Oral Presentation The Annual Scientific Meeting of the Endocrine Society of Australia and the Society for Reproductive Biology 2013

New lipid therapies (#206)

David Sullivan 1
  1. Department of Biochemistry, Royal Prince Alfred Hospital, Camperdown, NSW, Australia

High quality clinical trial evidence supports the use of interventions that modify lipoprotein metabolism. Therapies that reduce low-density lipoprotein (LDL) cholesterol, particularly statins, have the greatest weight of supporting evidence. The evidence supporting the use of drugs that change other aspects of the lipoprotein profile, such as triglyceride-rich lipoproteins and high density lipoprotein (HDL) cholesterol are less well established. Unfortunately, compliance with effective lipid therapies is poor. Whilst this is often the case with treatment for asymptomatic risk factors, there may also be a component due to drug side-effects. As a consequence, there is a need for more effective, better tolerated forms of treatment.

Some new lipid therapies illustrate the value of a “bedside to bench” approach. Microsomal Transfer Protein (MTP) Inhibitors, Pro-protein Convertase Subtilsin Kexin 9 (PCSK9) antibodies and Cholesterol Ester Transfer Protein (CETP) Inhibitors have direct clinical equivalents. Other novel drugs such as Mipomersin illustrate new therapeutic strategies that may find broader application.

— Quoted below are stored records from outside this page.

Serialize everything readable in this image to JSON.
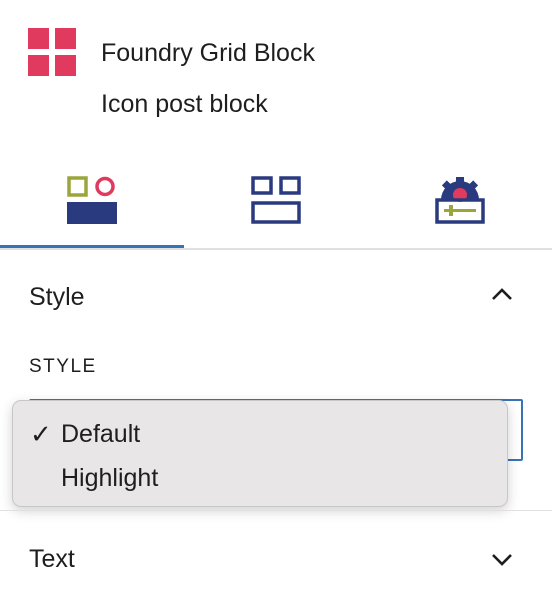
{
  "block": {
    "title": "Foundry Grid Block",
    "description": "Icon post block",
    "icon": "grid-icon",
    "icon_color": "#e03a5f"
  },
  "tabs": [
    {
      "icon": "style-tab-icon",
      "active": true
    },
    {
      "icon": "layout-tab-icon",
      "active": false
    },
    {
      "icon": "settings-tab-icon",
      "active": false
    }
  ],
  "panels": {
    "style": {
      "title": "Style",
      "expanded": true,
      "chevron": "chevron-up-icon"
    },
    "text": {
      "title": "Text",
      "expanded": false,
      "chevron": "chevron-down-icon"
    }
  },
  "style_field": {
    "label": "STYLE",
    "selected": "Default",
    "options": [
      {
        "label": "Default",
        "checked": true,
        "check_mark": "✓"
      },
      {
        "label": "Highlight",
        "checked": false,
        "check_mark": ""
      }
    ]
  },
  "colors": {
    "accent": "#3873b7",
    "brand_pink": "#e03a5f",
    "navy": "#2a3a7e",
    "olive": "#9aa53b"
  }
}
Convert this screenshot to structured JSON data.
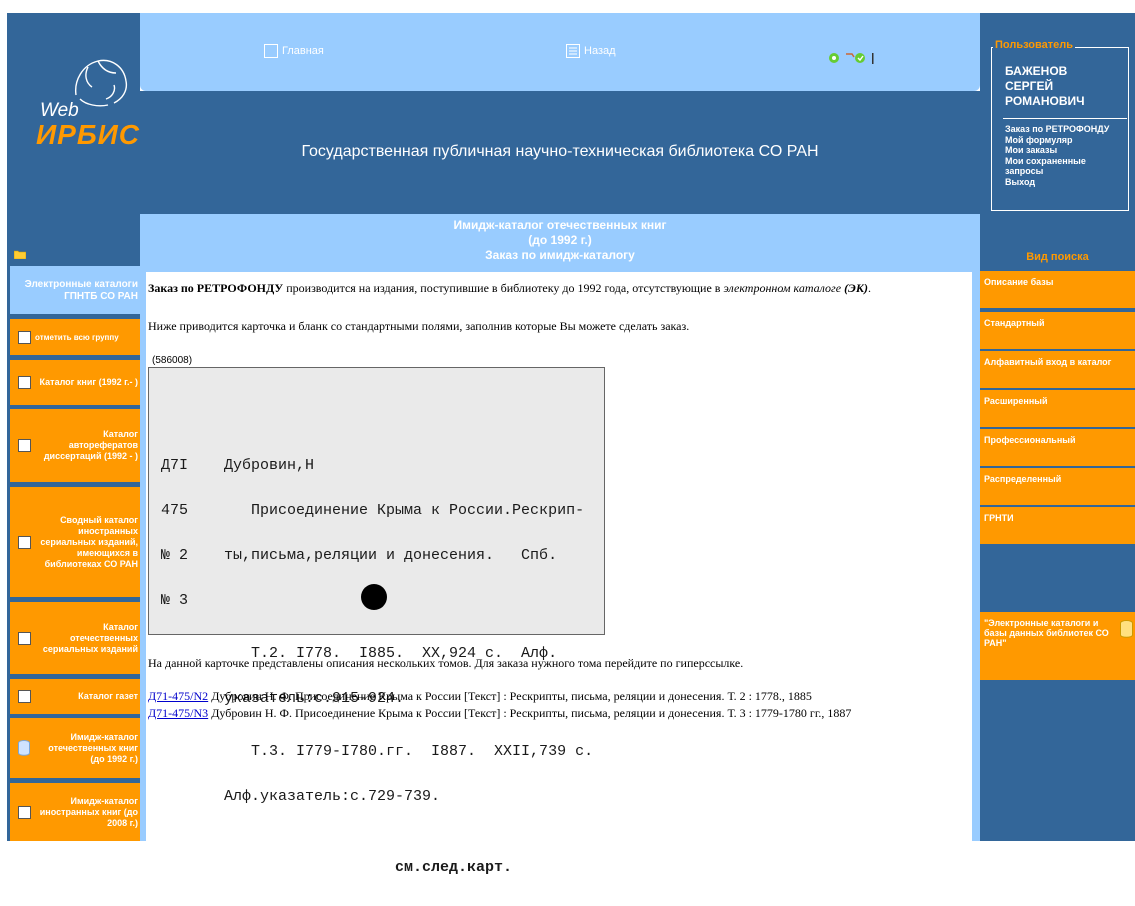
{
  "logo": {
    "web": "Web",
    "irbis": "ИРБИС"
  },
  "nav": {
    "home": "Главная",
    "back": "Назад"
  },
  "library_title": "Государственная публичная научно-техническая библиотека СО РАН",
  "user": {
    "legend": "Пользователь",
    "name_lines": [
      "БАЖЕНОВ",
      "СЕРГЕЙ",
      "РОМАНОВИЧ"
    ],
    "links": [
      "Заказ по РЕТРОФОНДУ",
      "Мой формуляр",
      "Мои заказы",
      "Мои сохраненные запросы",
      "Выход"
    ]
  },
  "search": {
    "title": "Вид поиска",
    "items": [
      "Описание базы",
      "Стандартный",
      "Алфавитный вход в каталог",
      "Расширенный",
      "Профессиональный",
      "Распределенный",
      "ГРНТИ"
    ],
    "footer_link": "\"Электронные каталоги и базы данных библиотек СО РАН\""
  },
  "left": {
    "header": "Электронные каталоги ГПНТБ СО РАН",
    "items": [
      "отметить всю группу",
      "Каталог книг (1992 г.- )",
      "Каталог авторефератов диссертаций (1992 - )",
      "Сводный каталог иностранных сериальных изданий, имеющихся в библиотеках СО РАН",
      "Каталог отечественных сериальных изданий",
      "Каталог газет",
      "Имидж-каталог отечественных книг (до 1992 г.)",
      "Имидж-каталог иностранных книг (до 2008 г.)"
    ]
  },
  "main": {
    "header_lines": [
      "Имидж-каталог отечественных книг",
      "(до 1992 г.)",
      "Заказ по имидж-каталогу"
    ],
    "intro_bold": "Заказ по РЕТРОФОНДУ",
    "intro_text": " производится на издания, поступившие в библиотеку до 1992 года, отсутствующие в ",
    "intro_italic": "электронном каталоге",
    "intro_bolditalic": " (ЭК)",
    "intro_end": ".",
    "line2": "Ниже приводится карточка и бланк со стандартными полями, заполнив которые Вы можете сделать заказ.",
    "card_id": "(586008)",
    "card_lines": [
      "Д7I    Дубровин,Н",
      "475       Присоединение Крыма к России.Рескрип-",
      "№ 2    ты,письма,реляции и донесения.   Спб.",
      "№ 3",
      "          Т.2. I778.  I885.  XX,924 с.  Алф.",
      "       указатель:с.915-924.",
      "          Т.3. I779-I780.гг.  I887.  XXII,739 с.",
      "       Алф.указатель:с.729-739.",
      "                          см.след.карт."
    ],
    "note": "На данной карточке представлены описания нескольких томов. Для заказа нужного тома перейдите по гиперссылке.",
    "records": [
      {
        "link": "Д71-475/N2",
        "text": " Дубровин Н. Ф. Присоединение Крыма к России [Текст] : Рескрипты, письма, реляции и донесения. Т. 2 : 1778., 1885"
      },
      {
        "link": "Д71-475/N3",
        "text": " Дубровин Н. Ф. Присоединение Крыма к России [Текст] : Рескрипты, письма, реляции и донесения. Т. 3 : 1779-1780 гг., 1887"
      }
    ]
  },
  "colors": {
    "dark_blue": "#336699",
    "light_blue": "#99ccff",
    "orange": "#ff9900"
  }
}
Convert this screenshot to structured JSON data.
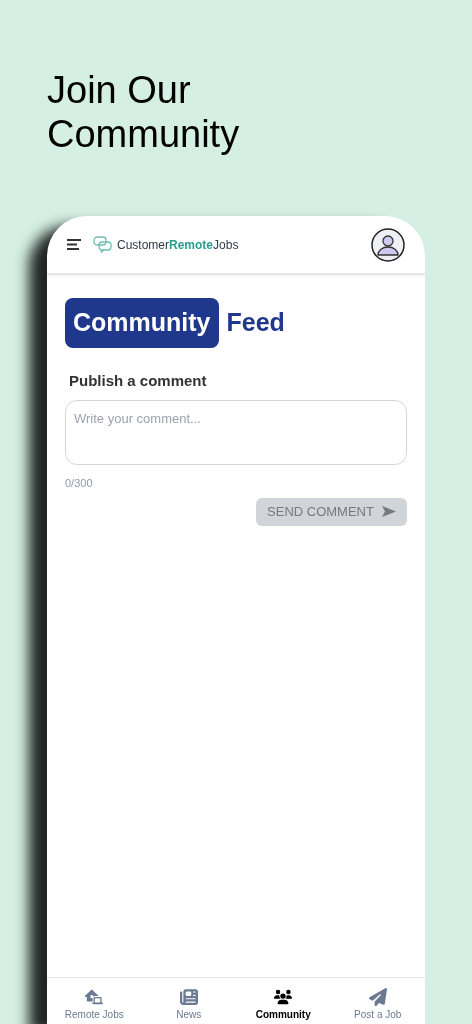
{
  "headline": "Join Our Community",
  "app_bar": {
    "logo": "Customer**Remote**Jobs"
  },
  "title": {
    "highlight": "Community",
    "rest": "Feed"
  },
  "comment_form": {
    "label": "Publish a comment",
    "placeholder": "Write your comment...",
    "counter": "0/300",
    "button": "SEND COMMENT",
    "disabled": true
  },
  "bottom_nav": [
    {
      "label": "Remote Jobs",
      "kind": "jobs",
      "selected": false
    },
    {
      "label": "News",
      "kind": "news",
      "selected": false
    },
    {
      "label": "Community",
      "kind": "community",
      "selected": true
    },
    {
      "label": "Post a Job",
      "kind": "post",
      "selected": false
    }
  ]
}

The mechanism of action of new lipid therapies will be considered with special attention to the issue of intra-cellular cholesterol homeostasis. Results of clinical trial with these new agents will be presented to illustrate a variety of outcomes ranging from encouraging surrogate endpoint success to termination of development due to inefficacy or side-effects. On-going endpoint studies will also be discussed.